▶ _Activity_
Line by line, reproduce the records exactly.

━━━ Material for the task ━━━

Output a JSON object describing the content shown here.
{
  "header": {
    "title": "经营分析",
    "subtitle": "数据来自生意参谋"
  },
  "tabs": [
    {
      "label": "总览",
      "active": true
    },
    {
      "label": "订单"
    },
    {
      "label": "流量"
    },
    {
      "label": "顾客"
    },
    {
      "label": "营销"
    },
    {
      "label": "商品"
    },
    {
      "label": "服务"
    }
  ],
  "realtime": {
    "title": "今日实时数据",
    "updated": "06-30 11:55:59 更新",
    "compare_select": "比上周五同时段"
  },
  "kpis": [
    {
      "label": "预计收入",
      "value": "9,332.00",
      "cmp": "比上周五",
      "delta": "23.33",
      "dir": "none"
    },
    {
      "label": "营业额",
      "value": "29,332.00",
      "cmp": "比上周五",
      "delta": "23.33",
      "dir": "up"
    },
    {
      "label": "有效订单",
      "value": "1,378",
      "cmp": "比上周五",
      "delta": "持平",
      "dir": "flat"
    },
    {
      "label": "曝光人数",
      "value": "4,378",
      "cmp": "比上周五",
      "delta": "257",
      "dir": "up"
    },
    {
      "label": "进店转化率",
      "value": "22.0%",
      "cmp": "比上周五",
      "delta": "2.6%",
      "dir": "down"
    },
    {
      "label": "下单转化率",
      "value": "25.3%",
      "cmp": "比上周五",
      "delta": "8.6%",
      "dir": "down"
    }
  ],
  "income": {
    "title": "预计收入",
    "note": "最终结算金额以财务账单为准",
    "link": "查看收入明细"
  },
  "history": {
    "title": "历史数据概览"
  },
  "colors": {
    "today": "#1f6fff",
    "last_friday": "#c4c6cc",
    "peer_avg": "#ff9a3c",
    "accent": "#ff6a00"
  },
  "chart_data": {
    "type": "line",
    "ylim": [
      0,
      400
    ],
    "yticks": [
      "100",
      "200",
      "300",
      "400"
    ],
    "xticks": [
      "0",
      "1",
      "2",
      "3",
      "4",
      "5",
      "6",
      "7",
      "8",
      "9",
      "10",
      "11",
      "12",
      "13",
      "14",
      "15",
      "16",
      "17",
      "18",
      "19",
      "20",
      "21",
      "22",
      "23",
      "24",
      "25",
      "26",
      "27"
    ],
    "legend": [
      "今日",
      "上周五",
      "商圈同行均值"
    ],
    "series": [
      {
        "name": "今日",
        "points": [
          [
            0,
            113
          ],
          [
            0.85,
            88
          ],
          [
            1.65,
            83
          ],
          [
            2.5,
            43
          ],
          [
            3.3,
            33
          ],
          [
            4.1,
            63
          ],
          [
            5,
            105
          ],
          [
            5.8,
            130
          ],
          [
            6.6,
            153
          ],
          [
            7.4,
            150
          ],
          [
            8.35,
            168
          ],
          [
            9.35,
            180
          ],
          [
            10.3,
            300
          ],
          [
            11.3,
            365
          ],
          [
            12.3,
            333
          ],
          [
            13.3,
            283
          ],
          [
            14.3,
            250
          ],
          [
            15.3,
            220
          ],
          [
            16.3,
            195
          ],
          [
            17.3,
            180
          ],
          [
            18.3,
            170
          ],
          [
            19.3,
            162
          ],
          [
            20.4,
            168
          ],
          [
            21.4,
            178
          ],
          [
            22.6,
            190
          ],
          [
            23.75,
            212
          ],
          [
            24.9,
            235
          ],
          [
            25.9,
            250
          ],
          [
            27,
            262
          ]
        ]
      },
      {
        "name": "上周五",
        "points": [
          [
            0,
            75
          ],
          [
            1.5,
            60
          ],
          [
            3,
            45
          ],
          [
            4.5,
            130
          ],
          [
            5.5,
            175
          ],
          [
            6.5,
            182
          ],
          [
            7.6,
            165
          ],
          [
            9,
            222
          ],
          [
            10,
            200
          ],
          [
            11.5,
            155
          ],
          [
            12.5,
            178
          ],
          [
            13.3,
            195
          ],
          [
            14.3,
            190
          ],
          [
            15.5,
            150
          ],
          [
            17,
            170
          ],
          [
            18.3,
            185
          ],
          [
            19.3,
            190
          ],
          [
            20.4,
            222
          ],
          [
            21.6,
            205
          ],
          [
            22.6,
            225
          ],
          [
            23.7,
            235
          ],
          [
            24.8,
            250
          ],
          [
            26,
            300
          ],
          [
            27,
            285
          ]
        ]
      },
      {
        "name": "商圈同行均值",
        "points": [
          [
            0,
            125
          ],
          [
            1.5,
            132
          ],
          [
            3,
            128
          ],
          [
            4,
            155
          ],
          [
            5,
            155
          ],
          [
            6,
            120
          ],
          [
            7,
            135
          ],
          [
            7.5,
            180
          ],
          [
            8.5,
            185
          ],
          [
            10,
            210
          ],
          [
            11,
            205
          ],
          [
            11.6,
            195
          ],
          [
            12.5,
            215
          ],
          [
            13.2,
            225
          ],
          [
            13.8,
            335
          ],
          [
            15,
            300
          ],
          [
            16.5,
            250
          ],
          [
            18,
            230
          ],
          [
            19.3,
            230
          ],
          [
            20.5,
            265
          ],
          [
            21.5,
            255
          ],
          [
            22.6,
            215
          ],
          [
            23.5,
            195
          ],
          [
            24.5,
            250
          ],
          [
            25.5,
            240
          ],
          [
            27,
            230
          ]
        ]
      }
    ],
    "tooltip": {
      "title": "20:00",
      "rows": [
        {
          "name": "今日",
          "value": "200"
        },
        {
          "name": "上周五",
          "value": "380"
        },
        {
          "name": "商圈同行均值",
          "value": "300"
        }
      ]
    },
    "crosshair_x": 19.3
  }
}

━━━

▶ _Solution_
Output a JSON object describing the content shown here.
{
  "header": {
    "title": "经营分析",
    "subtitle": "数据来自生意参谋"
  },
  "tabs": [
    {
      "label": "总览",
      "active": true
    },
    {
      "label": "订单"
    },
    {
      "label": "流量"
    },
    {
      "label": "顾客"
    },
    {
      "label": "营销"
    },
    {
      "label": "商品"
    },
    {
      "label": "服务"
    }
  ],
  "realtime": {
    "title": "今日实时数据",
    "updated": "06-30 11:55:59 更新",
    "compare_select": "比上周五同时段"
  },
  "kpis": [
    {
      "label": "预计收入",
      "value": "9,332.00",
      "cmp": "比上周五",
      "delta": "23.33",
      "dir": "none"
    },
    {
      "label": "营业额",
      "value": "29,332.00",
      "cmp": "比上周五",
      "delta": "23.33",
      "dir": "up"
    },
    {
      "label": "有效订单",
      "value": "1,378",
      "cmp": "比上周五",
      "delta": "持平",
      "dir": "flat"
    },
    {
      "label": "曝光人数",
      "value": "4,378",
      "cmp": "比上周五",
      "delta": "257",
      "dir": "up"
    },
    {
      "label": "进店转化率",
      "value": "22.0%",
      "cmp": "比上周五",
      "delta": "2.6%",
      "dir": "down"
    },
    {
      "label": "下单转化率",
      "value": "25.3%",
      "cmp": "比上周五",
      "delta": "8.6%",
      "dir": "down"
    }
  ],
  "income": {
    "title": "预计收入",
    "note": "最终结算金额以财务账单为准",
    "link": "查看收入明细"
  },
  "history": {
    "title": "历史数据概览"
  },
  "colors": {
    "today": "#1f6fff",
    "last_friday": "#c4c6cc",
    "peer_avg": "#ff9a3c",
    "accent": "#ff6a00"
  },
  "chart_data": {
    "type": "line",
    "ylim": [
      0,
      400
    ],
    "yticks": [
      "100",
      "200",
      "300",
      "400"
    ],
    "xticks": [
      "0",
      "1",
      "2",
      "3",
      "4",
      "5",
      "6",
      "7",
      "8",
      "9",
      "10",
      "11",
      "12",
      "13",
      "14",
      "15",
      "16",
      "17",
      "18",
      "19",
      "20",
      "21",
      "22",
      "23",
      "24",
      "25",
      "26",
      "27"
    ],
    "legend": [
      "今日",
      "上周五",
      "商圈同行均值"
    ],
    "series": [
      {
        "name": "今日",
        "points": [
          [
            0,
            113
          ],
          [
            0.85,
            88
          ],
          [
            1.65,
            83
          ],
          [
            2.5,
            43
          ],
          [
            3.3,
            33
          ],
          [
            4.1,
            63
          ],
          [
            5,
            105
          ],
          [
            5.8,
            130
          ],
          [
            6.6,
            153
          ],
          [
            7.4,
            150
          ],
          [
            8.35,
            168
          ],
          [
            9.35,
            180
          ],
          [
            10.3,
            300
          ],
          [
            11.3,
            365
          ],
          [
            12.3,
            333
          ],
          [
            13.3,
            283
          ],
          [
            14.3,
            250
          ],
          [
            15.3,
            220
          ],
          [
            16.3,
            195
          ],
          [
            17.3,
            180
          ],
          [
            18.3,
            170
          ],
          [
            19.3,
            162
          ],
          [
            20.4,
            168
          ],
          [
            21.4,
            178
          ],
          [
            22.6,
            190
          ],
          [
            23.75,
            212
          ],
          [
            24.9,
            235
          ],
          [
            25.9,
            250
          ],
          [
            27,
            262
          ]
        ]
      },
      {
        "name": "上周五",
        "points": [
          [
            0,
            75
          ],
          [
            1.5,
            60
          ],
          [
            3,
            45
          ],
          [
            4.5,
            130
          ],
          [
            5.5,
            175
          ],
          [
            6.5,
            182
          ],
          [
            7.6,
            165
          ],
          [
            9,
            222
          ],
          [
            10,
            200
          ],
          [
            11.5,
            155
          ],
          [
            12.5,
            178
          ],
          [
            13.3,
            195
          ],
          [
            14.3,
            190
          ],
          [
            15.5,
            150
          ],
          [
            17,
            170
          ],
          [
            18.3,
            185
          ],
          [
            19.3,
            190
          ],
          [
            20.4,
            222
          ],
          [
            21.6,
            205
          ],
          [
            22.6,
            225
          ],
          [
            23.7,
            235
          ],
          [
            24.8,
            250
          ],
          [
            26,
            300
          ],
          [
            27,
            285
          ]
        ]
      },
      {
        "name": "商圈同行均值",
        "points": [
          [
            0,
            125
          ],
          [
            1.5,
            132
          ],
          [
            3,
            128
          ],
          [
            4,
            155
          ],
          [
            5,
            155
          ],
          [
            6,
            120
          ],
          [
            7,
            135
          ],
          [
            7.5,
            180
          ],
          [
            8.5,
            185
          ],
          [
            10,
            210
          ],
          [
            11,
            205
          ],
          [
            11.6,
            195
          ],
          [
            12.5,
            215
          ],
          [
            13.2,
            225
          ],
          [
            13.8,
            335
          ],
          [
            15,
            300
          ],
          [
            16.5,
            250
          ],
          [
            18,
            230
          ],
          [
            19.3,
            230
          ],
          [
            20.5,
            265
          ],
          [
            21.5,
            255
          ],
          [
            22.6,
            215
          ],
          [
            23.5,
            195
          ],
          [
            24.5,
            250
          ],
          [
            25.5,
            240
          ],
          [
            27,
            230
          ]
        ]
      }
    ],
    "tooltip": {
      "title": "20:00",
      "rows": [
        {
          "name": "今日",
          "value": "200"
        },
        {
          "name": "上周五",
          "value": "380"
        },
        {
          "name": "商圈同行均值",
          "value": "300"
        }
      ]
    },
    "crosshair_x": 19.3
  }
}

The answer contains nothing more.